The $10.7 million bequest will fund two endowed faculty positions to attract eminent scholars for the development of computational tools inspired by nature. New endowments also will advance genetic programming and evolutionary computation through endowed prizes, fellowships and programs to attract top graduate students and an increasingly strong pool of faculty members, said engineering Dean Leo Kempel.
“The creation of two new faculty endowments joining a third endowed chair, as well as endowed prizes and graduate student support, is unprecedented in the College of Engineering,” Kempel said. “We are very grateful to Dr. Koza for the advances our faculty will achieve and the students we will serve as a result of this extraordinary gift.
“With this gift,” Kempel continued, “and the previous investment by the National Science Foundation in the BEACON Center, Michigan State University will be the leading institution for transformational research and education in this important field of scholarship.”
Koza said he is delighted to make the investment in the BEACON Center and the College of Engineering and believes they are the best place to carry forward his life’s work.
“The mix of private support, NSF support, and backing from MSU, under the guidance of my good friend and colleague, Erik Goodman, means the BEACON Center and its ground breaking work will continue for many years to come,” Koza said. “My personal connections to BEACON, MSU and the partner institutions have been very gratifying and I look forward to what we can do together.”
MSU President Lou Anna K. Simon said the gift will create a hub of expertise and excellence in a demanding and promising field.
“John Koza’s continued generosity will empower us to build on his pioneering work. We are thankful for his vision and investment in the research and learning being done at Michigan State, which will resonate far into the future.”
Koza’s $2 million cash gift was received in 2014 and created the John R. Koza Endowed Chair in Genetic Programming. In August 2016, MSU welcomed renowned specialist in genetic programming and evolutionary computation Wolfgang Banzhaf as the Koza endowed chair.
Koza is a computer scientist and pioneer in the use of genetic programming, or GP. For much of his career, he was a consulting professor at Stanford University, teaching classes about evolutionary computation and genetic programming while conducting his research in that field.

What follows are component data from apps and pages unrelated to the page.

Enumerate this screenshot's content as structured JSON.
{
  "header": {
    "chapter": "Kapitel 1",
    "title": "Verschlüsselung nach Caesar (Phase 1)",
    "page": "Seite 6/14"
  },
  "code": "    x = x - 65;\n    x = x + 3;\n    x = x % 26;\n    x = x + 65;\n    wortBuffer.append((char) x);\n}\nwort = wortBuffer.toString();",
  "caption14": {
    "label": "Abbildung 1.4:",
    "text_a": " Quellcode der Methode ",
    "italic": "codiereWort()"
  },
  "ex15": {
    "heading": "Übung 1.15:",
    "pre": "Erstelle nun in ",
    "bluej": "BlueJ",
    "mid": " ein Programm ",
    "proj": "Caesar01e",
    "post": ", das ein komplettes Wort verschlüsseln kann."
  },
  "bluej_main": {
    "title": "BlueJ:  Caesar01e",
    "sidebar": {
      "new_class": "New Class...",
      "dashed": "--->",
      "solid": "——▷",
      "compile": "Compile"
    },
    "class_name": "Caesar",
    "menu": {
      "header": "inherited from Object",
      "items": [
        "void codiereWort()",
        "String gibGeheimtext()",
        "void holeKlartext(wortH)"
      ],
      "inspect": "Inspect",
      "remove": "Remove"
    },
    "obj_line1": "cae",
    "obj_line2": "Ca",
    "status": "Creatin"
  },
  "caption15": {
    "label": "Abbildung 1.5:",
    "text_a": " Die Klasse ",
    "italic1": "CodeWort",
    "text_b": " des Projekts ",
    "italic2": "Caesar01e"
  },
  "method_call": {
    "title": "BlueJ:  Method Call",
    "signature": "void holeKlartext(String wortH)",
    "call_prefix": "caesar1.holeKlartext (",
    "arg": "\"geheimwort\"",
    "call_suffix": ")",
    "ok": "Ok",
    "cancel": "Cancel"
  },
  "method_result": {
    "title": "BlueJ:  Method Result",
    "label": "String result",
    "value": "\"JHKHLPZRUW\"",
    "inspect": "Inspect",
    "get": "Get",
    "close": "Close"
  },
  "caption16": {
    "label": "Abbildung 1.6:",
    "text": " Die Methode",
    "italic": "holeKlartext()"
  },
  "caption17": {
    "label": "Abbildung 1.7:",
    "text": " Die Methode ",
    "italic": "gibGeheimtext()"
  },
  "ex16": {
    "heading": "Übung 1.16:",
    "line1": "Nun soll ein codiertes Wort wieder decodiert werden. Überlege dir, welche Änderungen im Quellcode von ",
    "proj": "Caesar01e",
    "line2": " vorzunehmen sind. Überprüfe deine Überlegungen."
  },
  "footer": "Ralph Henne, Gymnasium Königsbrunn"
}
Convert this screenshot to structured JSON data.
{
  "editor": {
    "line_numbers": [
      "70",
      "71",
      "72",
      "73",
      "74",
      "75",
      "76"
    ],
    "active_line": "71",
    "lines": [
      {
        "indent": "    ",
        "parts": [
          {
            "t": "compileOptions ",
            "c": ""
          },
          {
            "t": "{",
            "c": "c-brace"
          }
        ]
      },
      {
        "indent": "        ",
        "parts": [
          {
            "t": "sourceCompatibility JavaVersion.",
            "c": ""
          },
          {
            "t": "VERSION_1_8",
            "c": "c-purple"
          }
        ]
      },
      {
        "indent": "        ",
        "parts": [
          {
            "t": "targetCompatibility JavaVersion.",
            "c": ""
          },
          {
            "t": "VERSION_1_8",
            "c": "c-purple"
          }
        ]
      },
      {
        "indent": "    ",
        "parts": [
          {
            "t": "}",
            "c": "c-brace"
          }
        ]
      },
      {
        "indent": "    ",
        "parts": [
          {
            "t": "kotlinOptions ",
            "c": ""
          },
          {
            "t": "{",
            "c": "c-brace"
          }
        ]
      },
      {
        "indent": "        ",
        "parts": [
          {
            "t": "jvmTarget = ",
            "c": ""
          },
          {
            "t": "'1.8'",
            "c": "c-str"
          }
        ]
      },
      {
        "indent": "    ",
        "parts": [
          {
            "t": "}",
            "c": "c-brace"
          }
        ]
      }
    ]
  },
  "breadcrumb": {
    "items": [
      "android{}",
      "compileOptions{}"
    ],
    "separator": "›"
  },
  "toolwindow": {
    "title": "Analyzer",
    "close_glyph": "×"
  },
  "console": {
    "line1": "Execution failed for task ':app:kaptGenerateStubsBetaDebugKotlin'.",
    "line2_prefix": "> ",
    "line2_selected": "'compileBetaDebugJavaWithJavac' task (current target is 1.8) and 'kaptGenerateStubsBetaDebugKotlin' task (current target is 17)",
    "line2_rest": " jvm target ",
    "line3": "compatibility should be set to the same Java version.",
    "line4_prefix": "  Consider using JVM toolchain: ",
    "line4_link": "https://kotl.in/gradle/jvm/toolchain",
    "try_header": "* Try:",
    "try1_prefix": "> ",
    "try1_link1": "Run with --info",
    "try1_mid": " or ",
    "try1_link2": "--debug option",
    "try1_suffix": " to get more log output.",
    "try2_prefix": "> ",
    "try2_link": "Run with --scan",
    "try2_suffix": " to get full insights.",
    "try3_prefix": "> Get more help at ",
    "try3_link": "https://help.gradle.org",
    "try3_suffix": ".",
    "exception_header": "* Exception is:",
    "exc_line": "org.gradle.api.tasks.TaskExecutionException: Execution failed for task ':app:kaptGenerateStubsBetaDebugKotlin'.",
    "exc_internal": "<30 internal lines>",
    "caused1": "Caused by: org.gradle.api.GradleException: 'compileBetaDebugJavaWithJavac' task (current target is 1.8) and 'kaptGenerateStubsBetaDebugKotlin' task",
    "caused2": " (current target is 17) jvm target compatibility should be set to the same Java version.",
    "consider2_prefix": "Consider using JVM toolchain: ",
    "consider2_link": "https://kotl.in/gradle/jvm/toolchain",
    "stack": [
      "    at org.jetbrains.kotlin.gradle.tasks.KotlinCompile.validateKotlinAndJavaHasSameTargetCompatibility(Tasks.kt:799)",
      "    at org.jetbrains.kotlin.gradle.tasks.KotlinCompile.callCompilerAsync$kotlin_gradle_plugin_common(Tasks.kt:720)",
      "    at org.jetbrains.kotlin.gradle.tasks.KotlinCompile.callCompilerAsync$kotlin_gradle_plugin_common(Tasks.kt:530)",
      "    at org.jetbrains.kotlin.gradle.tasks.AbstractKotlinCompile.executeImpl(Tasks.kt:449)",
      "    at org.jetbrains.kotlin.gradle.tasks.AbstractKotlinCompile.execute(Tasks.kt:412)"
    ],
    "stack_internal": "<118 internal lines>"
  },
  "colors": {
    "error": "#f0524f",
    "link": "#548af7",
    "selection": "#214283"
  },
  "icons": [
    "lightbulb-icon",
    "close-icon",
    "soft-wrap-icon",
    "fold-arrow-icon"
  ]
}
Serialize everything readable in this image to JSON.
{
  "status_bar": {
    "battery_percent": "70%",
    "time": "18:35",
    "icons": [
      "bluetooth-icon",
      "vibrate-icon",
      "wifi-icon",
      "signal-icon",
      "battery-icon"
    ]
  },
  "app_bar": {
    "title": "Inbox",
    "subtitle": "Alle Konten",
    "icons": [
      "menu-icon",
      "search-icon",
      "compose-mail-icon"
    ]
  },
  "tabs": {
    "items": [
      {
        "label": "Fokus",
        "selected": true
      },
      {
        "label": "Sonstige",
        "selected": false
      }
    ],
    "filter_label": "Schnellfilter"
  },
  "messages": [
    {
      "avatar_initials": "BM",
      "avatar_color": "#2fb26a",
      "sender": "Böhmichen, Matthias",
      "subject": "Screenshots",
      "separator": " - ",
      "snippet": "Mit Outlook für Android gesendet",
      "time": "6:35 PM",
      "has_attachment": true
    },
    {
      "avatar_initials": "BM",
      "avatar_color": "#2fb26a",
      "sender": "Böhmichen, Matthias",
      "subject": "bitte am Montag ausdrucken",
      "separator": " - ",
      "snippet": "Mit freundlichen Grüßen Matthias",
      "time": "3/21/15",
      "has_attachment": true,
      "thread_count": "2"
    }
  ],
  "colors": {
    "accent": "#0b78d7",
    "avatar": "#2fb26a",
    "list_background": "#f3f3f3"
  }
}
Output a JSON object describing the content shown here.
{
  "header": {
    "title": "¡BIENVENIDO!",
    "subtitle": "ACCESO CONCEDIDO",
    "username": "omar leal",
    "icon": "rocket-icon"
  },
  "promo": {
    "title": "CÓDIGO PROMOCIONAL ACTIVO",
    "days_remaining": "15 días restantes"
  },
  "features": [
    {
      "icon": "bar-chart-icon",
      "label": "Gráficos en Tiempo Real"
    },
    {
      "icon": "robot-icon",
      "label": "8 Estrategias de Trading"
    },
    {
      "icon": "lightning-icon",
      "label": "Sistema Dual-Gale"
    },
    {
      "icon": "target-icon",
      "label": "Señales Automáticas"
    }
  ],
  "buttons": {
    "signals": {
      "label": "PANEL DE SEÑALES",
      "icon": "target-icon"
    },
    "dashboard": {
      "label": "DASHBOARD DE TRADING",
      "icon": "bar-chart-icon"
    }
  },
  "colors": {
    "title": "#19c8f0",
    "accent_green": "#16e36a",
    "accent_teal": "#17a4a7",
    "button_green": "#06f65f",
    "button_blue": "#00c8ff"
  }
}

“His ideas have helped to push back the horizon of what we believe computers can do now and in the future,” said Erik Goodman, director of the BEACON Center for the Study of Evolution in Action. The BEACON Center unites those who study natural evolutionary processes with computer scientists and engineers to solve real-world problems.
Goodman, who has been friends with Koza since they were graduate students in the 1960s and 1970s, called Koza a brilliant computer scientist.
“John Koza is frequently called the father of GP. His publication of four gigantic books introducing genetic programming to the world, beginning in 1992, helped to earn him this accolade,” Goodman explained. “In his books, he introduces the concepts of automated programming of computers by evolutionary processes.”
Goodman said Koza’s early work also included organizing a series of international conferences on Genetic Programming, which he and Goodman helped later to merge into a broader conference series on evolutionary computation, the Genetic and Evolutionary Computation Conferences.
“All of us owe some of our inspiration to the successes achieved by Koza,” Goodman added. “In the end, there may be few of us whose lives are not touched in some way or another by John Koza’s work.”
Endowed funds allow the university to provide continual support to specific programs and projects. The gift’s principal is invested and a portion of the annual earnings is used for annual program support.
The gifts support Empower Extraordinary, the $1.5 billion campaign for MSU that launched publicly in October 2014. To date, the College of Engineering has raised more than $76 million of its $80 million campaign goal.
– Patricia Mroczek, Andy Henion via MSU Today